Paradise Lost might be in part inspired by Galileo, science and technology but it basically represents Milton grappling with the new science and its impacts on the fortunes of the humanities and in particular on Christian theology and cosmology – as struggle that continues today.
Science, art and politics
Milton was not only a poet and polymath, but also a politician and Paradise Lost was published in a period of political turmoil – which in fact affected directly its publication and printing. As we have seen, in Areopagitica “Milton recalls his visit to Galileo” but more importantly perhaps also “warns that England will buckle under inquisitorial forces if it bows to censorship, ‘an undeserved thraldom upon learning.’” (Rosen, 2008). One passage of Areopagitica in particular has resonated to this day: “Give me the liberty to know, to utter, and to argue freely according to conscience, above all liberties…Truth was never put to the worse in a free and open encounter…. It is not impossible that she [truth] may have more shapes than one…. If it come to prohibiting, there is not ought more likely to be prohibited than truth itself, whose first appearance to our eyes bleared and dimmed with prejudice and custom is more unsightly and implausible than many errors….Where there is much desire to learn there of necessity will be much arguing, much writing, many opinions; for opinion in good men is but knowledge in the making.”

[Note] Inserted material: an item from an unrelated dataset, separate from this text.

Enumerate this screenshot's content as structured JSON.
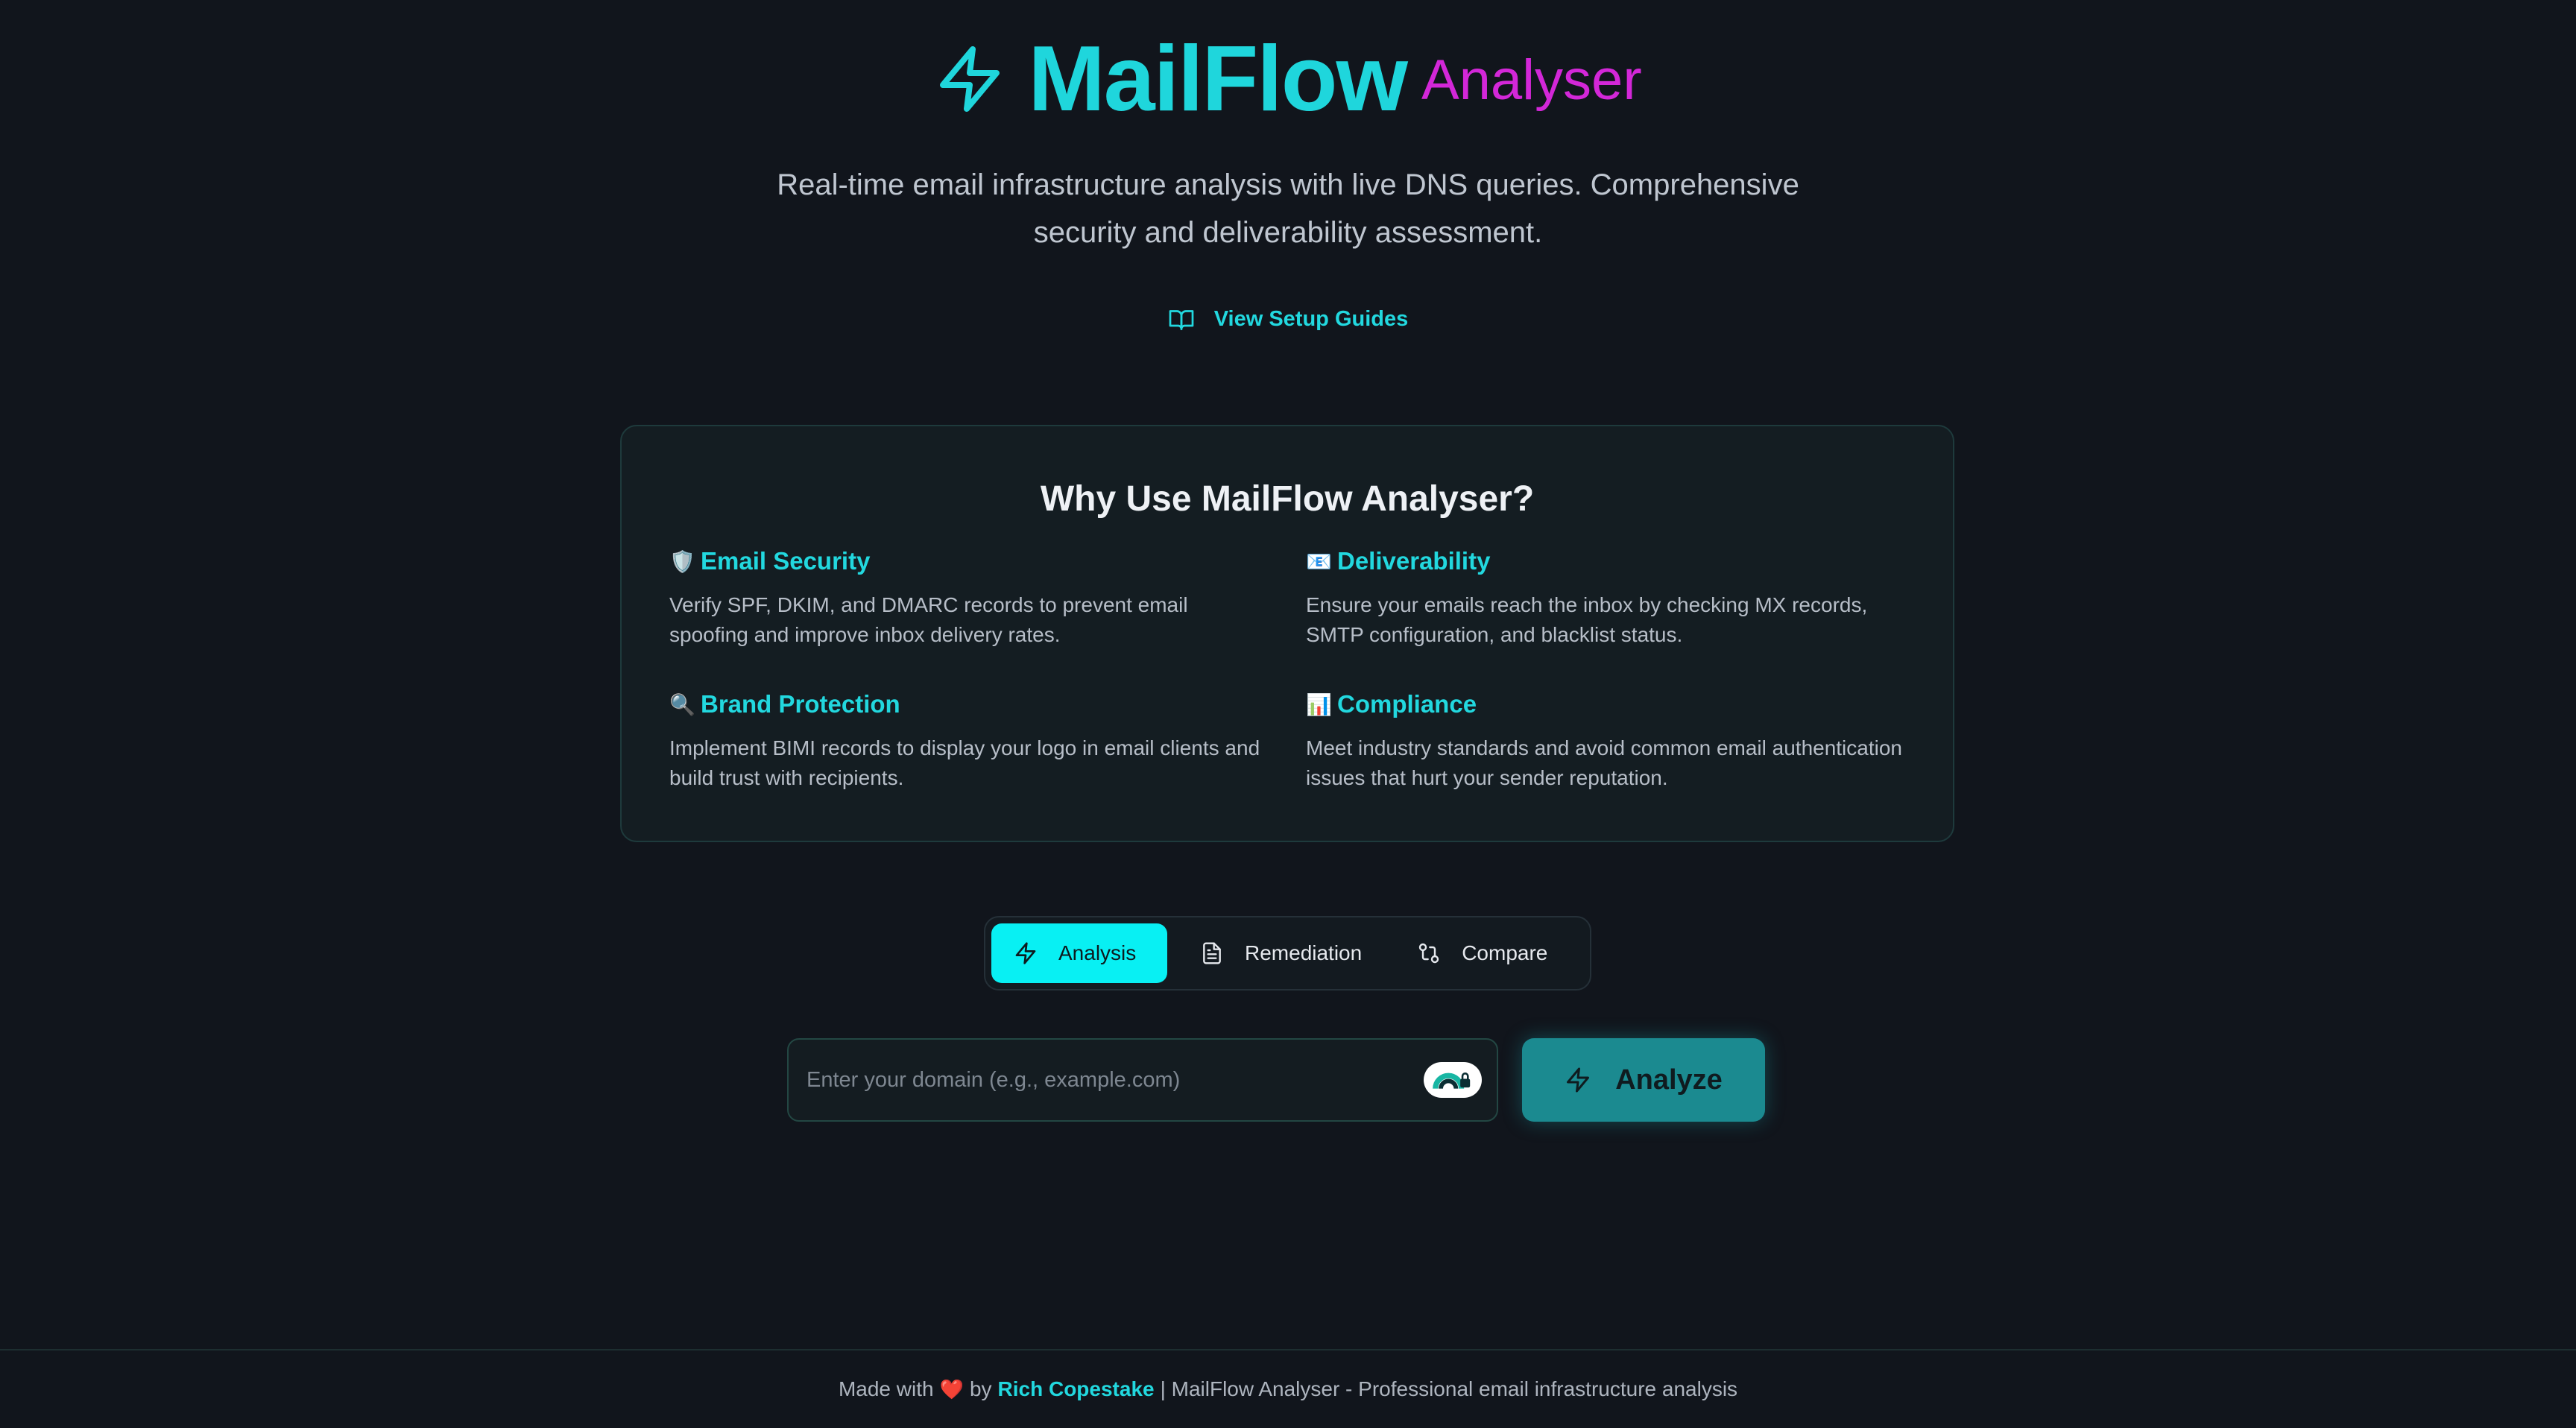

This passage was quoted twice in the British Medical Journal, once in the year 2000 and once in the year 2004. Both times the passage was quoted by Richard Smith the editor of the journal. In 2004 the ‘Correspondence’ was entitled “Milton and Galileo would back BMJ on free speech”. Subtitle: “Arguments, crazy ideas and open communication are the lifeblood of science”.
These are values that still need defending in 2017, on the 350th anniversary of Paradise Lost. It is a strange time, where the people talking most about freedom of speech are not defending new truths, but old hatreds.

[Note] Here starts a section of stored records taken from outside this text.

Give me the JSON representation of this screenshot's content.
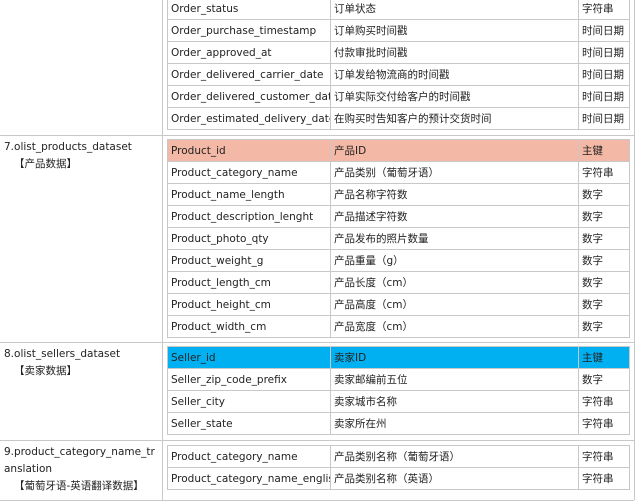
{
  "sections": [
    {
      "title": "",
      "subtitle": "",
      "header_color": null,
      "rows": [
        [
          "Order_status",
          "订单状态",
          "字符串"
        ],
        [
          "Order_purchase_timestamp",
          "订单购买时间戳",
          "时间日期"
        ],
        [
          "Order_approved_at",
          "付款审批时间戳",
          "时间日期"
        ],
        [
          "Order_delivered_carrier_date",
          "订单发给物流商的时间戳",
          "时间日期"
        ],
        [
          "Order_delivered_customer_date",
          "订单实际交付给客户的时间戳",
          "时间日期"
        ],
        [
          "Order_estimated_delivery_date",
          "在购买时告知客户的预计交货时间",
          "时间日期"
        ]
      ]
    },
    {
      "title": "7.olist_products_dataset",
      "subtitle": "【产品数据】",
      "header_color": "#f4b8a6",
      "rows": [
        [
          "Product_id",
          "产品ID",
          "主键"
        ],
        [
          "Product_category_name",
          "产品类别（葡萄牙语）",
          "字符串"
        ],
        [
          "Product_name_length",
          "产品名称字符数",
          "数字"
        ],
        [
          "Product_description_lenght",
          "产品描述字符数",
          "数字"
        ],
        [
          "Product_photo_qty",
          "产品发布的照片数量",
          "数字"
        ],
        [
          "Product_weight_g",
          "产品重量（g）",
          "数字"
        ],
        [
          "Product_length_cm",
          "产品长度（cm）",
          "数字"
        ],
        [
          "Product_height_cm",
          "产品高度（cm）",
          "数字"
        ],
        [
          "Product_width_cm",
          "产品宽度（cm）",
          "数字"
        ]
      ]
    },
    {
      "title": "8.olist_sellers_dataset",
      "subtitle": "【卖家数据】",
      "header_color": "#00b0f0",
      "rows": [
        [
          "Seller_id",
          "卖家ID",
          "主键"
        ],
        [
          "Seller_zip_code_prefix",
          "卖家邮编前五位",
          "数字"
        ],
        [
          "Seller_city",
          "卖家城市名称",
          "字符串"
        ],
        [
          "Seller_state",
          "卖家所在州",
          "字符串"
        ]
      ]
    },
    {
      "title": "9.product_category_name_translation",
      "subtitle": "【葡萄牙语-英语翻译数据】",
      "header_color": null,
      "rows": [
        [
          "Product_category_name",
          "产品类别名称（葡萄牙语）",
          "字符串"
        ],
        [
          "Product_category_name_english",
          "产品类别名称（英语）",
          "字符串"
        ]
      ]
    }
  ]
}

PS I am neither an expert on Milton nor on Galileo, so I expect that I have got some things wrong – comments and corrections welcome! And if somebody knows what ‘areopagitica’ actually means, let me know! I also wonder what Galileo might have made of Milton and whether they discussed the moon as a metaphor……
Image: Milton visiting Galileo when a prisoner of the Inquisition. Oil painting by Solomon Alexander Hart, 1847 (Wellcome Collection)